WHAT THE EXERCISE ASKS: Could every line of the data be printed exactly as it reads?

Stored items:
* * * * * * *

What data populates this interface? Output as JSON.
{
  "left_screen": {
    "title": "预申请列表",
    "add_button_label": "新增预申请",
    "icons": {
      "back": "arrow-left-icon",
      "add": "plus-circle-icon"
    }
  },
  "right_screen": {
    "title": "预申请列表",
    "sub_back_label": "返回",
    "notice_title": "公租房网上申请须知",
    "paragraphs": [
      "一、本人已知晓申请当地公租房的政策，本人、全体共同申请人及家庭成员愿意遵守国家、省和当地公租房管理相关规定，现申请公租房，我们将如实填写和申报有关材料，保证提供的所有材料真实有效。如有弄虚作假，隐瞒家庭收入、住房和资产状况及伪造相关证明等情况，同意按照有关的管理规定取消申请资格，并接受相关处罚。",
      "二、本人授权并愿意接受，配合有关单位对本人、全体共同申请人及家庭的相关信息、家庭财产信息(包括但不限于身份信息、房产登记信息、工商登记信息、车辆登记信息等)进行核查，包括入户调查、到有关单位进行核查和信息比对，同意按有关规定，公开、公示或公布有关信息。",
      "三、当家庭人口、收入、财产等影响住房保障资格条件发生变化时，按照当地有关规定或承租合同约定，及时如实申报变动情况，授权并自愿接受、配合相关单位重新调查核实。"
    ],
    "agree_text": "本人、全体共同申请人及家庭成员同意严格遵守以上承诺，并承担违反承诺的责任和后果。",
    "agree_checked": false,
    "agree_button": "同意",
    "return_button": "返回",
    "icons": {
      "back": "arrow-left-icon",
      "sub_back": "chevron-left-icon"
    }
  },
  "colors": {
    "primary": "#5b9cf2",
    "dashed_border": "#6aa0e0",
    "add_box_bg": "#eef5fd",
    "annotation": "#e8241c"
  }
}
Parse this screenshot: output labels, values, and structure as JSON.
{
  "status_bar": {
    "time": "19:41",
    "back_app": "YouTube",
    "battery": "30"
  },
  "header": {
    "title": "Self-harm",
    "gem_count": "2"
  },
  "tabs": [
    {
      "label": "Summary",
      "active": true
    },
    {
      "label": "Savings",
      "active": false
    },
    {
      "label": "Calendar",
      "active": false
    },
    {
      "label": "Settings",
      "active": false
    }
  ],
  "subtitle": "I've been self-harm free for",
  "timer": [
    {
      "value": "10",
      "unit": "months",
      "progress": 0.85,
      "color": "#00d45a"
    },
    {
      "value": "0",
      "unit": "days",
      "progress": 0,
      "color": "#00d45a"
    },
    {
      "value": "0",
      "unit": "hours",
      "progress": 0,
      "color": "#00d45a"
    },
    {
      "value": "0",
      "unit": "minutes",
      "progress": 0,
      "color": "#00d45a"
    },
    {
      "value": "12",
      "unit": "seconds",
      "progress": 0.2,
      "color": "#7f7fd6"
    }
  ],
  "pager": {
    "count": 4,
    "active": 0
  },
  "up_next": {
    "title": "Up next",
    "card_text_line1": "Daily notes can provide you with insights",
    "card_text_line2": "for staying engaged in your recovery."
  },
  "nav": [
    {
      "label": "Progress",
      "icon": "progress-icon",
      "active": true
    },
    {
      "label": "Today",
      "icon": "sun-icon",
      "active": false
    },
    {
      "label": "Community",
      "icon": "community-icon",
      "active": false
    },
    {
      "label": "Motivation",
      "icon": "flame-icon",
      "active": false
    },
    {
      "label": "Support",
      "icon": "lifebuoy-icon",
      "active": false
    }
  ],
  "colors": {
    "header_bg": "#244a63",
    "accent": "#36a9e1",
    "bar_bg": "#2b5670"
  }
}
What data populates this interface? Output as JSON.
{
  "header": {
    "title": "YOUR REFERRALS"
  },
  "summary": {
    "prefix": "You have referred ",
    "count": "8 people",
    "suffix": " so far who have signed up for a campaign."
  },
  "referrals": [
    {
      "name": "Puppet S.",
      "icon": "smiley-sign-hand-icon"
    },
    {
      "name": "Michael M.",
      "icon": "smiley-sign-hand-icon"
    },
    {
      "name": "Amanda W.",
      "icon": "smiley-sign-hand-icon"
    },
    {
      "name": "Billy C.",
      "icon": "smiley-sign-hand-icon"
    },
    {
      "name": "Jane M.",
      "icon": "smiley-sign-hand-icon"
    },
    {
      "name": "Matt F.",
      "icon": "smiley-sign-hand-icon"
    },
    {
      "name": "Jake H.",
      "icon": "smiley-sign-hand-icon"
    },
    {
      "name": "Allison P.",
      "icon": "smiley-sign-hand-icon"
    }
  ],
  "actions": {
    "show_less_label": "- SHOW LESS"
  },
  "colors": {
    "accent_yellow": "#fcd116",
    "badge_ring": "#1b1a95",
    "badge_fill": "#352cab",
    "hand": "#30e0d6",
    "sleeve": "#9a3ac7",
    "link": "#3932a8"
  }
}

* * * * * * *

TASK SOLUTION:
What data populates this interface? Output as JSON.
{
  "left_screen": {
    "title": "预申请列表",
    "add_button_label": "新增预申请",
    "icons": {
      "back": "arrow-left-icon",
      "add": "plus-circle-icon"
    }
  },
  "right_screen": {
    "title": "预申请列表",
    "sub_back_label": "返回",
    "notice_title": "公租房网上申请须知",
    "paragraphs": [
      "一、本人已知晓申请当地公租房的政策，本人、全体共同申请人及家庭成员愿意遵守国家、省和当地公租房管理相关规定，现申请公租房，我们将如实填写和申报有关材料，保证提供的所有材料真实有效。如有弄虚作假，隐瞒家庭收入、住房和资产状况及伪造相关证明等情况，同意按照有关的管理规定取消申请资格，并接受相关处罚。",
      "二、本人授权并愿意接受，配合有关单位对本人、全体共同申请人及家庭的相关信息、家庭财产信息(包括但不限于身份信息、房产登记信息、工商登记信息、车辆登记信息等)进行核查，包括入户调查、到有关单位进行核查和信息比对，同意按有关规定，公开、公示或公布有关信息。",
      "三、当家庭人口、收入、财产等影响住房保障资格条件发生变化时，按照当地有关规定或承租合同约定，及时如实申报变动情况，授权并自愿接受、配合相关单位重新调查核实。"
    ],
    "agree_text": "本人、全体共同申请人及家庭成员同意严格遵守以上承诺，并承担违反承诺的责任和后果。",
    "agree_checked": false,
    "agree_button": "同意",
    "return_button": "返回",
    "icons": {
      "back": "arrow-left-icon",
      "sub_back": "chevron-left-icon"
    }
  },
  "colors": {
    "primary": "#5b9cf2",
    "dashed_border": "#6aa0e0",
    "add_box_bg": "#eef5fd",
    "annotation": "#e8241c"
  }
}
Parse this screenshot: output labels, values, and structure as JSON.
{
  "status_bar": {
    "time": "19:41",
    "back_app": "YouTube",
    "battery": "30"
  },
  "header": {
    "title": "Self-harm",
    "gem_count": "2"
  },
  "tabs": [
    {
      "label": "Summary",
      "active": true
    },
    {
      "label": "Savings",
      "active": false
    },
    {
      "label": "Calendar",
      "active": false
    },
    {
      "label": "Settings",
      "active": false
    }
  ],
  "subtitle": "I've been self-harm free for",
  "timer": [
    {
      "value": "10",
      "unit": "months",
      "progress": 0.85,
      "color": "#00d45a"
    },
    {
      "value": "0",
      "unit": "days",
      "progress": 0,
      "color": "#00d45a"
    },
    {
      "value": "0",
      "unit": "hours",
      "progress": 0,
      "color": "#00d45a"
    },
    {
      "value": "0",
      "unit": "minutes",
      "progress": 0,
      "color": "#00d45a"
    },
    {
      "value": "12",
      "unit": "seconds",
      "progress": 0.2,
      "color": "#7f7fd6"
    }
  ],
  "pager": {
    "count": 4,
    "active": 0
  },
  "up_next": {
    "title": "Up next",
    "card_text_line1": "Daily notes can provide you with insights",
    "card_text_line2": "for staying engaged in your recovery."
  },
  "nav": [
    {
      "label": "Progress",
      "icon": "progress-icon",
      "active": true
    },
    {
      "label": "Today",
      "icon": "sun-icon",
      "active": false
    },
    {
      "label": "Community",
      "icon": "community-icon",
      "active": false
    },
    {
      "label": "Motivation",
      "icon": "flame-icon",
      "active": false
    },
    {
      "label": "Support",
      "icon": "lifebuoy-icon",
      "active": false
    }
  ],
  "colors": {
    "header_bg": "#244a63",
    "accent": "#36a9e1",
    "bar_bg": "#2b5670"
  }
}
What data populates this interface? Output as JSON.
{
  "header": {
    "title": "YOUR REFERRALS"
  },
  "summary": {
    "prefix": "You have referred ",
    "count": "8 people",
    "suffix": " so far who have signed up for a campaign."
  },
  "referrals": [
    {
      "name": "Puppet S.",
      "icon": "smiley-sign-hand-icon"
    },
    {
      "name": "Michael M.",
      "icon": "smiley-sign-hand-icon"
    },
    {
      "name": "Amanda W.",
      "icon": "smiley-sign-hand-icon"
    },
    {
      "name": "Billy C.",
      "icon": "smiley-sign-hand-icon"
    },
    {
      "name": "Jane M.",
      "icon": "smiley-sign-hand-icon"
    },
    {
      "name": "Matt F.",
      "icon": "smiley-sign-hand-icon"
    },
    {
      "name": "Jake H.",
      "icon": "smiley-sign-hand-icon"
    },
    {
      "name": "Allison P.",
      "icon": "smiley-sign-hand-icon"
    }
  ],
  "actions": {
    "show_less_label": "- SHOW LESS"
  },
  "colors": {
    "accent_yellow": "#fcd116",
    "badge_ring": "#1b1a95",
    "badge_fill": "#352cab",
    "hand": "#30e0d6",
    "sleeve": "#9a3ac7",
    "link": "#3932a8"
  }
}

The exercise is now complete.